Let me explain.
I’ve had the distinct misfortune of losing some of my greatest loves. Among them, my best friend Dave, both of my grandparents on my father’s side, my brother Joey, and – more recently – our family friend, June, and my good friend, Carlin. If you’ve ever lost someone, whether unexpectedly or otherwise, it’s never, ever easy.
And, to make matters worse, there aren’t a whole lot of helpful grieving methods available in today’s incredibly hectic, fast-paced life. It’s as if we’re expected to “get over it” and “move on.” There’s simply no space or time for us to continue grieving.
Which is exactly why yoga creates the perfect opportunity to capture grief, to ritualize it in a way that feels healthy and freeing.
Practicing yoga forces you to take a block of time and dedicate it to nothing else besides the physical flow of movement and mental stream of thoughts. It’s an ideal excuse to separate yourself from the everyday chaos- just for a bit- to feel space enough to grieve. But it also keeps us purposefully active in a time when all we really want to do is sink into the despair.
I didn’t know about yoga when I lost my best friend and brother.
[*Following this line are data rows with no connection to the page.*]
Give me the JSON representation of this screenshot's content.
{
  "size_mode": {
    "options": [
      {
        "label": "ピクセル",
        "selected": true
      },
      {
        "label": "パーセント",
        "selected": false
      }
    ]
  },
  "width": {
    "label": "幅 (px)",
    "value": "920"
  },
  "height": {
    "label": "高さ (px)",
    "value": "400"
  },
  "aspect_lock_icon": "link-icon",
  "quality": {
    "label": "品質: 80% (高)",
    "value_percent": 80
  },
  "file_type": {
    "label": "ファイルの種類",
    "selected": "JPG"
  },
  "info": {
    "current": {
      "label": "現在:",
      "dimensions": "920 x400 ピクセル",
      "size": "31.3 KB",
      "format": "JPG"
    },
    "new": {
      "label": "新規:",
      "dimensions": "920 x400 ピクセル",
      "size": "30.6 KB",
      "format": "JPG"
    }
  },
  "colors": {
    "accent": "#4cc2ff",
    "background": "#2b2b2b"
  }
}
If I had, maybe the healing process would have been that much better for me and those around me. When I lost June and Carlin, both at different times in this last year, I personally dedicated a 90-minute yoga session to each of them after their passing.
What does this mean, exactly?
Well, I simply took a yoga class, and during the intention-setting portion (read more about that here), I focused my thoughts on expressing the things I loved about the person I lost… the things I learned from them… the reasons I’m grateful to have had them – even for a little while – in my life. I gave my all in these yoga sessions, articulating my practice in a way that fully honored their memory.
At the end, I felt exhausted – mentally and physically. But I also felt the smallest hint of closure and readiness to embrace the life I still had before me.
And, for anyone who has experienced deep loss, you know how indescribable even the tiniest step toward wholeness can feel… which is why, if you’re dealing with loss or grief (or supporting someone else in the struggle), I highly recommend yoga. It can be an incredibly effective part of the healing journey.
Want to know more about how I use yoga for emotional healing? Don’t hesitate to reach out- I’m always open to sharing my own journey with you.